- _Aim of the task_: Down to the last line, repeat the entries exactly and drop any image.

- _Dataset records_:
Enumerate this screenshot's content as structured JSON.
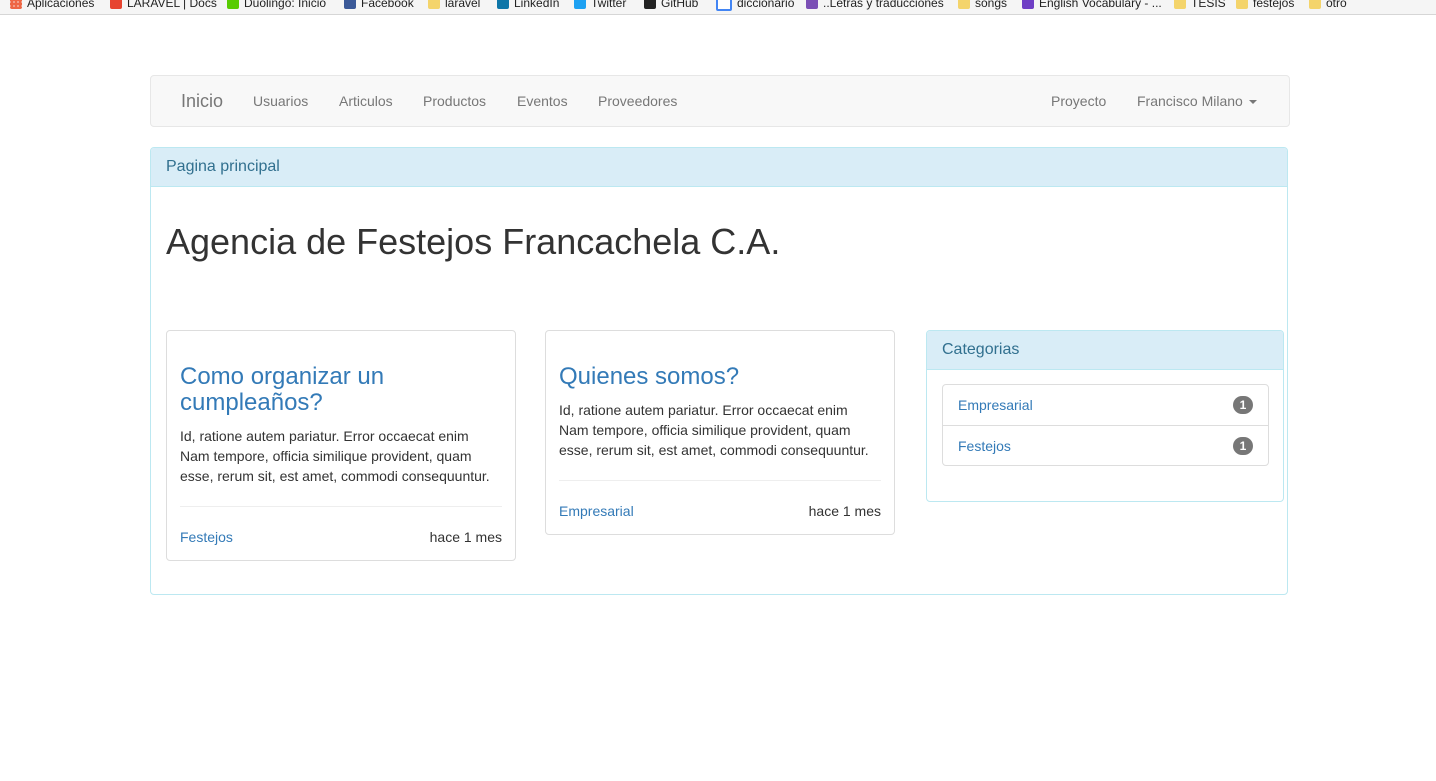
{
  "bookmarks": [
    {
      "label": "Aplicaciones",
      "icon": "apps-icon"
    },
    {
      "label": "LARAVEL | Docs",
      "icon": "laravel-icon"
    },
    {
      "label": "Duolingo: Inicio",
      "icon": "duolingo-icon"
    },
    {
      "label": "Facebook",
      "icon": "facebook-icon"
    },
    {
      "label": "laravel",
      "icon": "folder-icon"
    },
    {
      "label": "LinkedIn",
      "icon": "linkedin-icon"
    },
    {
      "label": "Twitter",
      "icon": "twitter-icon"
    },
    {
      "label": "GitHub",
      "icon": "github-icon"
    },
    {
      "label": "diccionario",
      "icon": "google-icon"
    },
    {
      "label": "..Letras y traducciones",
      "icon": "lyrics-icon"
    },
    {
      "label": "songs",
      "icon": "folder-icon"
    },
    {
      "label": "English Vocabulary - ...",
      "icon": "vocabulary-icon"
    },
    {
      "label": "TESIS",
      "icon": "folder-icon"
    },
    {
      "label": "festejos",
      "icon": "folder-icon"
    },
    {
      "label": "otro",
      "icon": "folder-icon"
    }
  ],
  "navbar": {
    "brand": "Inicio",
    "links": [
      "Usuarios",
      "Articulos",
      "Productos",
      "Eventos",
      "Proveedores"
    ],
    "right_link": "Proyecto",
    "user": "Francisco Milano"
  },
  "main": {
    "panel_title": "Pagina principal",
    "page_title": "Agencia de Festejos Francachela C.A."
  },
  "articles": [
    {
      "title_line1": "Como organizar un",
      "title_line2": "cumpleaños?",
      "body_line1": "Id, ratione autem pariatur. Error occaecat enim",
      "body_line2": "Nam tempore, officia similique provident, quam",
      "body_line3": "esse, rerum sit, est amet, commodi consequuntur.",
      "category": "Festejos",
      "time": "hace 1 mes"
    },
    {
      "title_line1": "Quienes somos?",
      "body_line1": "Id, ratione autem pariatur. Error occaecat enim",
      "body_line2": "Nam tempore, officia similique provident, quam",
      "body_line3": "esse, rerum sit, est amet, commodi consequuntur.",
      "category": "Empresarial",
      "time": "hace 1 mes"
    }
  ],
  "categories": {
    "title": "Categorias",
    "items": [
      {
        "label": "Empresarial",
        "count": "1"
      },
      {
        "label": "Festejos",
        "count": "1"
      }
    ]
  },
  "colors": {
    "link": "#337ab7",
    "panel_info_bg": "#d9edf7",
    "panel_info_text": "#31708f",
    "badge": "#777777"
  }
}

- _Reply to the task_:
Enumerate this screenshot's content as structured JSON.
{
  "bookmarks": [
    {
      "label": "Aplicaciones",
      "icon": "apps-icon"
    },
    {
      "label": "LARAVEL | Docs",
      "icon": "laravel-icon"
    },
    {
      "label": "Duolingo: Inicio",
      "icon": "duolingo-icon"
    },
    {
      "label": "Facebook",
      "icon": "facebook-icon"
    },
    {
      "label": "laravel",
      "icon": "folder-icon"
    },
    {
      "label": "LinkedIn",
      "icon": "linkedin-icon"
    },
    {
      "label": "Twitter",
      "icon": "twitter-icon"
    },
    {
      "label": "GitHub",
      "icon": "github-icon"
    },
    {
      "label": "diccionario",
      "icon": "google-icon"
    },
    {
      "label": "..Letras y traducciones",
      "icon": "lyrics-icon"
    },
    {
      "label": "songs",
      "icon": "folder-icon"
    },
    {
      "label": "English Vocabulary - ...",
      "icon": "vocabulary-icon"
    },
    {
      "label": "TESIS",
      "icon": "folder-icon"
    },
    {
      "label": "festejos",
      "icon": "folder-icon"
    },
    {
      "label": "otro",
      "icon": "folder-icon"
    }
  ],
  "navbar": {
    "brand": "Inicio",
    "links": [
      "Usuarios",
      "Articulos",
      "Productos",
      "Eventos",
      "Proveedores"
    ],
    "right_link": "Proyecto",
    "user": "Francisco Milano"
  },
  "main": {
    "panel_title": "Pagina principal",
    "page_title": "Agencia de Festejos Francachela C.A."
  },
  "articles": [
    {
      "title_line1": "Como organizar un",
      "title_line2": "cumpleaños?",
      "body_line1": "Id, ratione autem pariatur. Error occaecat enim",
      "body_line2": "Nam tempore, officia similique provident, quam",
      "body_line3": "esse, rerum sit, est amet, commodi consequuntur.",
      "category": "Festejos",
      "time": "hace 1 mes"
    },
    {
      "title_line1": "Quienes somos?",
      "body_line1": "Id, ratione autem pariatur. Error occaecat enim",
      "body_line2": "Nam tempore, officia similique provident, quam",
      "body_line3": "esse, rerum sit, est amet, commodi consequuntur.",
      "category": "Empresarial",
      "time": "hace 1 mes"
    }
  ],
  "categories": {
    "title": "Categorias",
    "items": [
      {
        "label": "Empresarial",
        "count": "1"
      },
      {
        "label": "Festejos",
        "count": "1"
      }
    ]
  },
  "colors": {
    "link": "#337ab7",
    "panel_info_bg": "#d9edf7",
    "panel_info_text": "#31708f",
    "badge": "#777777"
  }
}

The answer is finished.